Erienne Norton’s interest in science began over a decade ago when her mother was diagnosed with invasive, stage IV breast cancer. As a result of her personal connection to such a devastating disease, she developed a deep-rooted desire to spend her life advancing science so that no one would have to struggle with the pain, worry, and fear that come with the diagnosis of an incurable illness.
Norton earned her bachelor’s degree in chemistry (biochemistry concentration) in 2019 from Montana State University in Bozeman. After three years of academics and receiving initial and twice-renewed funding from the NIH through the Montana INBRE program to work on a research project focused on recombinant protein production, Norton knew that research would be a large part of her future career. She joined the SJGS in 2021 after spending two years working as a research assistant and laboratory manager at Ohio State University studying the dynamics of clathrin-mediated endocytosis. Norton is highly motivated by a profound desire to improve the lives of others and is passionate about teaching and sharing science with those who have limited experience. She had the privilege of mentoring several students in the years leading up to graduate school and found great joy in teaching them the theory and application of the techniques that she uses. Norton is looking forward to building a career focused on STEM outreach and scientific mentorship after completing her PhD.

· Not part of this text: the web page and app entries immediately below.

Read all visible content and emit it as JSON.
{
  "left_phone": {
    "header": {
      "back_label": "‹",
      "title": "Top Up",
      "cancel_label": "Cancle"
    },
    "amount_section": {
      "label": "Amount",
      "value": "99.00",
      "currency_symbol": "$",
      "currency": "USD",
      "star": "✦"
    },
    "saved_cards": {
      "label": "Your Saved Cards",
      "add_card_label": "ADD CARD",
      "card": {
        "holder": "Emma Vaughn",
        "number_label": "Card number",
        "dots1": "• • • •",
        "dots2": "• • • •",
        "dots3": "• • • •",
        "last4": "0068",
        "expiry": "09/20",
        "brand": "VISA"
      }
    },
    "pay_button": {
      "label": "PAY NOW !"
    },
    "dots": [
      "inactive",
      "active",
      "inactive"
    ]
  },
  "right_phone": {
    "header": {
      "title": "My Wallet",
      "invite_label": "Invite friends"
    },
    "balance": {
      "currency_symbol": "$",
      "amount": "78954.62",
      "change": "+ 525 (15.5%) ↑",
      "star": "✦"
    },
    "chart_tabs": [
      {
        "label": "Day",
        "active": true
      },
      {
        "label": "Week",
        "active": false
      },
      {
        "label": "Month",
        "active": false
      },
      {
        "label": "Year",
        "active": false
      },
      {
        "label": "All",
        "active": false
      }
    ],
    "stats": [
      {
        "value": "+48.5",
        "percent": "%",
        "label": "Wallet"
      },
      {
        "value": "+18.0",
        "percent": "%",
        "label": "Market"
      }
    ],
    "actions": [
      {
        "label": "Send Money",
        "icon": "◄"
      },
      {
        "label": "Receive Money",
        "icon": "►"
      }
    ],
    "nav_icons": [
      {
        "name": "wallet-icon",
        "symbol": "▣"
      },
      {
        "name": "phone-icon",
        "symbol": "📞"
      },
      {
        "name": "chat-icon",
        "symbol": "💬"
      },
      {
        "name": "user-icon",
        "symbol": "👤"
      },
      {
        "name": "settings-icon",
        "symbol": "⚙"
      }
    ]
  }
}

“The connections St. Jude has to other global outreach programs in Asia, Singapore and other countries around the world is an incredible asset to this program academically,” she says. “I have been inspired by how the hospital has partnered with groups such as the World Health Organization to fulfill Danny Thomas’ dream of saving children everywhere.”
Hometown: Wasilla, Alaska